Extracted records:
== Segment start ==
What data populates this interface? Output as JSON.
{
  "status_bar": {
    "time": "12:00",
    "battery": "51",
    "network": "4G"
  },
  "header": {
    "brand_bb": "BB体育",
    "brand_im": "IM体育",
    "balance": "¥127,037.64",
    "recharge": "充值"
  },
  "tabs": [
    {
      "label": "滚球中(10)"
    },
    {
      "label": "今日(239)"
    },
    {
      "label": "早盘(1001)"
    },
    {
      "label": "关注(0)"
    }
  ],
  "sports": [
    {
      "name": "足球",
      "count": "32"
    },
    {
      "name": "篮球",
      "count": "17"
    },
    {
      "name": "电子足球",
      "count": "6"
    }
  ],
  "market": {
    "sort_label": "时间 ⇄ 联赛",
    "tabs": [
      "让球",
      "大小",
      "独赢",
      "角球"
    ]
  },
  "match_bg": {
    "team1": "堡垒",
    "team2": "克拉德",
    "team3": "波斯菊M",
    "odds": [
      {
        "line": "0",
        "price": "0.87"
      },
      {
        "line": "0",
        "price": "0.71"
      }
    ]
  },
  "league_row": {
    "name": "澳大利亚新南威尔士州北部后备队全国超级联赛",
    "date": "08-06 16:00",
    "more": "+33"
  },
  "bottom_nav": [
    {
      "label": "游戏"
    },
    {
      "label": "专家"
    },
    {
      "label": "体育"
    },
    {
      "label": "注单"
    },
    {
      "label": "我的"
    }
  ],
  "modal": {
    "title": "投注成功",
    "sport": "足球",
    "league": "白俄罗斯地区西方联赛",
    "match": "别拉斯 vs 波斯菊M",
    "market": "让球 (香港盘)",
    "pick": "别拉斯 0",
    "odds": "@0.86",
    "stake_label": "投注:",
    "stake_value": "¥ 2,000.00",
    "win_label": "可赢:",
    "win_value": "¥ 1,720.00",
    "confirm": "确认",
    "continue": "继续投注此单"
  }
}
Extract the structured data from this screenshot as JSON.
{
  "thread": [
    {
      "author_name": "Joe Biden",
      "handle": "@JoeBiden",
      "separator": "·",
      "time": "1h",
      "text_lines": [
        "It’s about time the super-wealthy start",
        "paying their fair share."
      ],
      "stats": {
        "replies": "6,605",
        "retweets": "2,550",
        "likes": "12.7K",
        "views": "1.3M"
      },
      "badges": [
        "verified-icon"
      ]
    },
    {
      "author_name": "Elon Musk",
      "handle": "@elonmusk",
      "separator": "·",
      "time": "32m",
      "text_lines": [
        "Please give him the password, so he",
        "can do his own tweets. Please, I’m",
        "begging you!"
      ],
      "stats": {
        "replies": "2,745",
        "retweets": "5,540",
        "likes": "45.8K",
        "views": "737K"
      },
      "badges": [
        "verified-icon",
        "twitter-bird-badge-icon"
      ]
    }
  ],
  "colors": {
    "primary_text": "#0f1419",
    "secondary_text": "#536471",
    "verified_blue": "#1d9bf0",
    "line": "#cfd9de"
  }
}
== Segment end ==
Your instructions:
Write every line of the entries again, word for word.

Task solution:
What data populates this interface? Output as JSON.
{
  "status_bar": {
    "time": "12:00",
    "battery": "51",
    "network": "4G"
  },
  "header": {
    "brand_bb": "BB体育",
    "brand_im": "IM体育",
    "balance": "¥127,037.64",
    "recharge": "充值"
  },
  "tabs": [
    {
      "label": "滚球中(10)"
    },
    {
      "label": "今日(239)"
    },
    {
      "label": "早盘(1001)"
    },
    {
      "label": "关注(0)"
    }
  ],
  "sports": [
    {
      "name": "足球",
      "count": "32"
    },
    {
      "name": "篮球",
      "count": "17"
    },
    {
      "name": "电子足球",
      "count": "6"
    }
  ],
  "market": {
    "sort_label": "时间 ⇄ 联赛",
    "tabs": [
      "让球",
      "大小",
      "独赢",
      "角球"
    ]
  },
  "match_bg": {
    "team1": "堡垒",
    "team2": "克拉德",
    "team3": "波斯菊M",
    "odds": [
      {
        "line": "0",
        "price": "0.87"
      },
      {
        "line": "0",
        "price": "0.71"
      }
    ]
  },
  "league_row": {
    "name": "澳大利亚新南威尔士州北部后备队全国超级联赛",
    "date": "08-06 16:00",
    "more": "+33"
  },
  "bottom_nav": [
    {
      "label": "游戏"
    },
    {
      "label": "专家"
    },
    {
      "label": "体育"
    },
    {
      "label": "注单"
    },
    {
      "label": "我的"
    }
  ],
  "modal": {
    "title": "投注成功",
    "sport": "足球",
    "league": "白俄罗斯地区西方联赛",
    "match": "别拉斯 vs 波斯菊M",
    "market": "让球 (香港盘)",
    "pick": "别拉斯 0",
    "odds": "@0.86",
    "stake_label": "投注:",
    "stake_value": "¥ 2,000.00",
    "win_label": "可赢:",
    "win_value": "¥ 1,720.00",
    "confirm": "确认",
    "continue": "继续投注此单"
  }
}
Extract the structured data from this screenshot as JSON.
{
  "thread": [
    {
      "author_name": "Joe Biden",
      "handle": "@JoeBiden",
      "separator": "·",
      "time": "1h",
      "text_lines": [
        "It’s about time the super-wealthy start",
        "paying their fair share."
      ],
      "stats": {
        "replies": "6,605",
        "retweets": "2,550",
        "likes": "12.7K",
        "views": "1.3M"
      },
      "badges": [
        "verified-icon"
      ]
    },
    {
      "author_name": "Elon Musk",
      "handle": "@elonmusk",
      "separator": "·",
      "time": "32m",
      "text_lines": [
        "Please give him the password, so he",
        "can do his own tweets. Please, I’m",
        "begging you!"
      ],
      "stats": {
        "replies": "2,745",
        "retweets": "5,540",
        "likes": "45.8K",
        "views": "737K"
      },
      "badges": [
        "verified-icon",
        "twitter-bird-badge-icon"
      ]
    }
  ],
  "colors": {
    "primary_text": "#0f1419",
    "secondary_text": "#536471",
    "verified_blue": "#1d9bf0",
    "line": "#cfd9de"
  }
}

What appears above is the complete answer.